- Airline companies have found new ways of increasing their revenues in the form of ancillary revenues. Ancillary revenues come through fees earned for hotel bookings, exchange or purchase of frequent flier miles, luggage fees, seat upgrades and in-flight services such as Internet. These revenues have increased by 12% in the past year and will continue to grow.
- Industry consolidation among major airline companies is not only helping the companies expand their network and capacity, but post-merger integration is providing better operational efficiency and revenue synergies to the companies.
Best Airline Stocks
To find the best airline stocks, we researched stocks that have attractive valuations and are projected to grow both earnings and revenues. In addition, these stocks have the most number of Buy (or better) analyst ratings, and the 12-month target price set by these analysts indicate a high profit potential. After applying those checks, we get the following results:
- Alaska Air Group (ALK)
Alaska Air may seem like a small regional airline, but it happens to be the sixth largest in the U.S., operating a fleet of about 172 aircrafts that include a combination of Boeing 737 jets and other smaller aircrafts.
Alaska Air has conveniently hedged jet fuel at the price of $97 for the year 2013, and it has a jet fuel hedging percentage of 50 percent, through which it intends to gain control over jet fuel price volatility.
The company's revenues, operating margins and aircraft capacity are expected to increase in 2013. Its EPS is forecast to expand in the next couple of years as well (see below).
- US Airways Group (LCC)
US Airways' deal with AMR Corp (OTCQB:AAMRQ) -- the parent company of American Airlines -- will be closed sometime in the third quarter of 2013. This deal will provide US Airways much-needed penetration into the international markets. This merger, if approved, will be a solid growth catalyst for the company and will help the company balance its debt and reduce costs.
Both revenues as well as earnings are forecast to grow significantly in the next two years (see below).
- Delta Air Lines Group (DAL)
The combined entity formed after Delta Air Lines merged with Northwest Airlines in 2008 has now become one of the largest airline companies worldwide, serving more than 300 destinations across 59 countries.
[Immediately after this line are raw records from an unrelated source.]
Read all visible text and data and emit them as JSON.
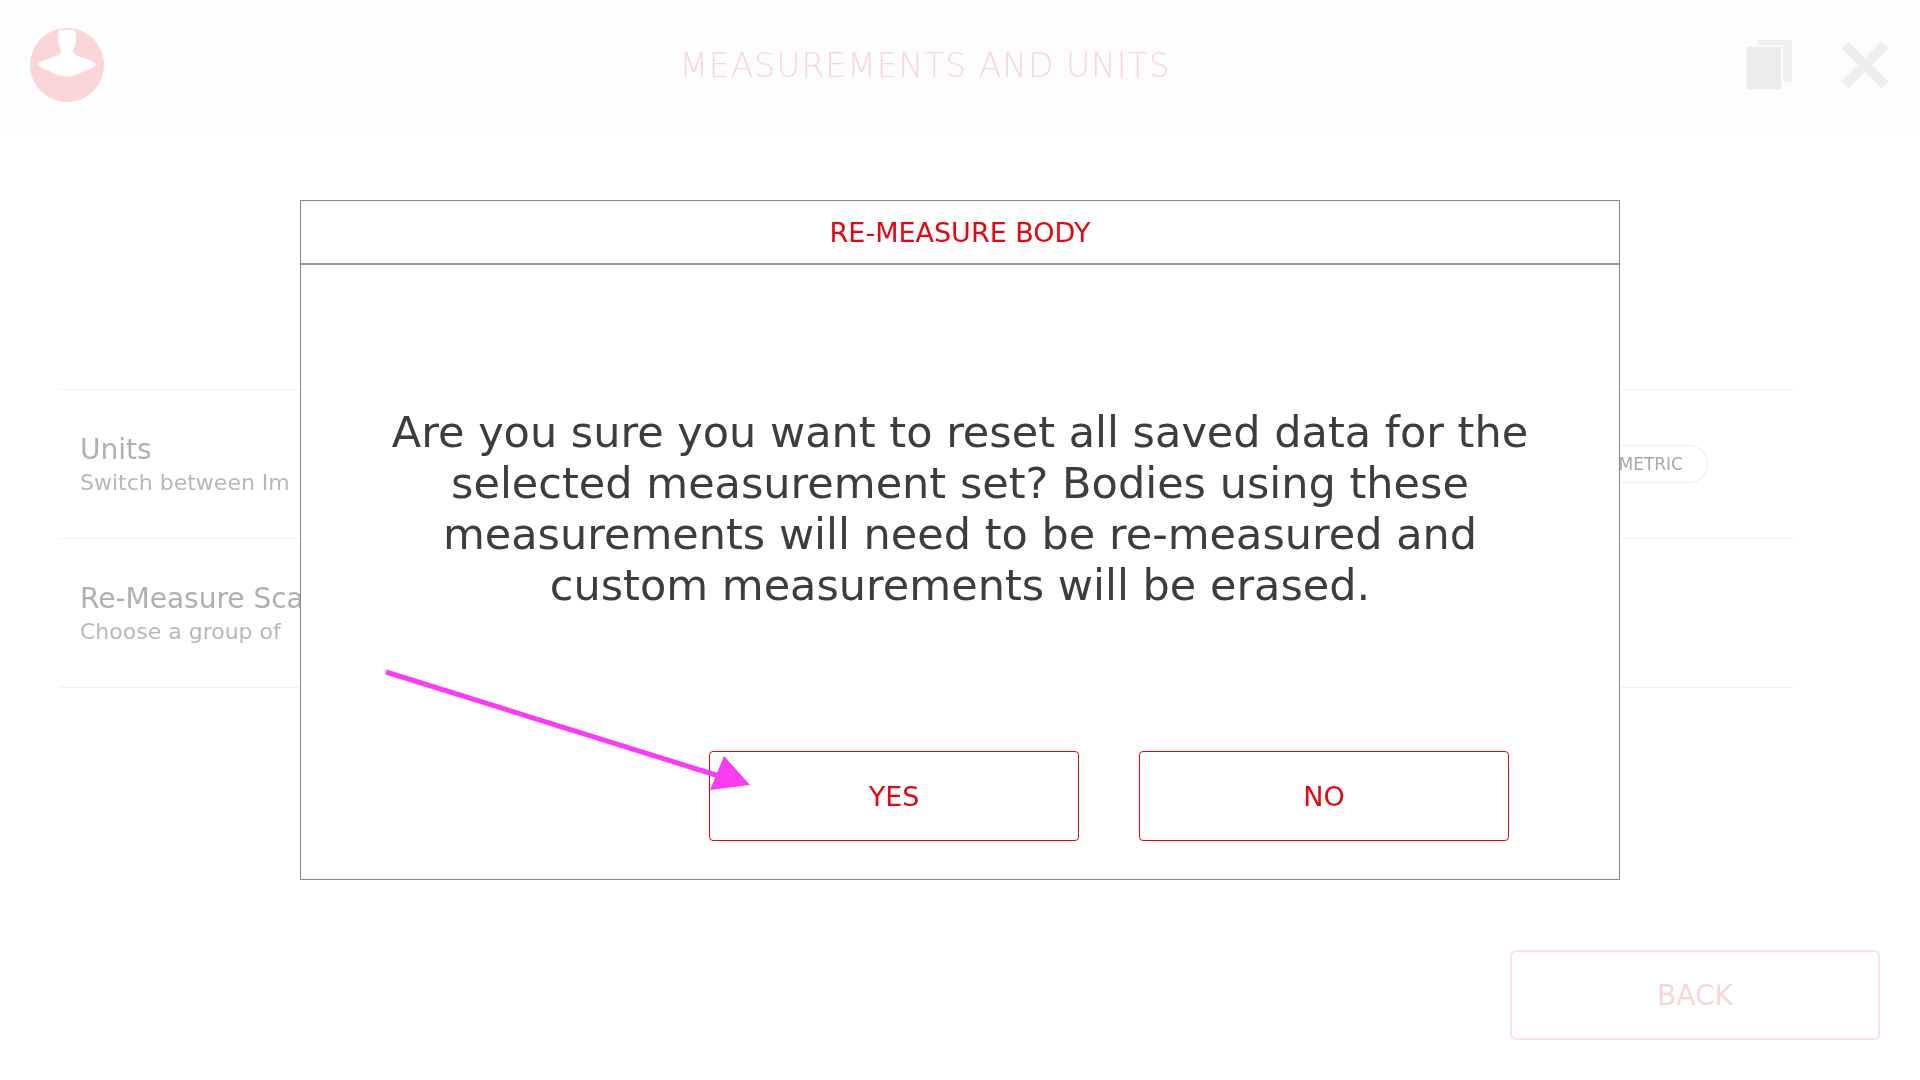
{
  "header": {
    "title": "MEASUREMENTS AND UNITS"
  },
  "settings": [
    {
      "title": "Units",
      "subtitle": "Switch between Im",
      "control": {
        "kind": "pill",
        "label": "METRIC"
      }
    },
    {
      "title": "Re-Measure Sca",
      "subtitle": "Choose a group of"
    }
  ],
  "back_button": "BACK",
  "dialog": {
    "title": "RE-MEASURE BODY",
    "message": "Are you sure you want to reset all saved data for the selected measurement set? Bodies using these measurements will need to be re-measured and custom measurements will be erased.",
    "buttons": [
      "YES",
      "NO"
    ]
  }
}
Delta Air Lines' 2012 initiative in the oil refinery business will provide jet fuel to the company's operations in the northeastern part of the U.S.This purchase cost the company around $150 million -- the cost of a new aircraft -- and yet it will reduce the company's expenses by $300 million annually in northeastern operations. The company's decision to try to take control of its biggest input costs is a bold, yet impressive strategic move.
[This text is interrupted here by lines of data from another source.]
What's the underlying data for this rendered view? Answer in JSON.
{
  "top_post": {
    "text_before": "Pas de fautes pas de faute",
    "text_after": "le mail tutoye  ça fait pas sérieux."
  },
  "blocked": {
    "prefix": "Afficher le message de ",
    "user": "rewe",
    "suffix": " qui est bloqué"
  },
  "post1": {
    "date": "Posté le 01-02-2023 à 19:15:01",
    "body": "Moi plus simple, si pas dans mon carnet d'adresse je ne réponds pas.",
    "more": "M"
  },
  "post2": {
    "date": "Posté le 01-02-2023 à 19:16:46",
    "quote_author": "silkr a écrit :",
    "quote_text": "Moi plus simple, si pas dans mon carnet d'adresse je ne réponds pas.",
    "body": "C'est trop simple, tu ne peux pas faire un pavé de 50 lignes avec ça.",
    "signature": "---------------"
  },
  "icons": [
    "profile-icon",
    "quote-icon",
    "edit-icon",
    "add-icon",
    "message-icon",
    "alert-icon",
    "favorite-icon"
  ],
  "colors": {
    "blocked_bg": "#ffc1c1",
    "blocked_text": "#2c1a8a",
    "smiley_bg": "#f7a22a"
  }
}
While this purchase would work towards improving its operating margins in the coming years, Delta's earnings and sales are both projected to increase -- a very positive sign for its stock.
Attractive Valuation And Statistics
The table below indicates that Alaska Air, US Airways and Delta Air Lines are still undervalued, and they have solid fundamentals to back their growth stories.
Analyst Ratings and Return Potential
Most of the analysts that follow these three companies have a Buy or better rating for their stocks, as shown below. In addition, the average target prices of these three stocks are considerably higher than the current trading prices (as of 4/29/2013).
Many investors prefer to stay away from investing in airline companies because these companies are burdened with very high fixed costs, they face heavy competition, and they are always dependent on external factors such as jet fuel prices and demand for travel.
Investors must consider the risks posed by higher jet fuel prices, increased costs due to strikes and other union or labor force related issues, government safety regulations that result in changes in flight operations and even fleet, and of course, the industry's dependency on economic growth, which directly impacts consumer and commercial travel spending.
Alaska Air, US Airways and Delta Air Lines are three of the six companies that earn more than 30% of the total global ancillary fees revenue, according to this report. These three companies have made some smart and strategic moves that have positioned them well to get revenue growth, earnings growth and improved operating margins in the next couple of years.
A recommended strategy for investors is to add these stocks to their summer shopping list and buy on market or stock pullbacks, instead of buying when the markets are rallying at record-high levels.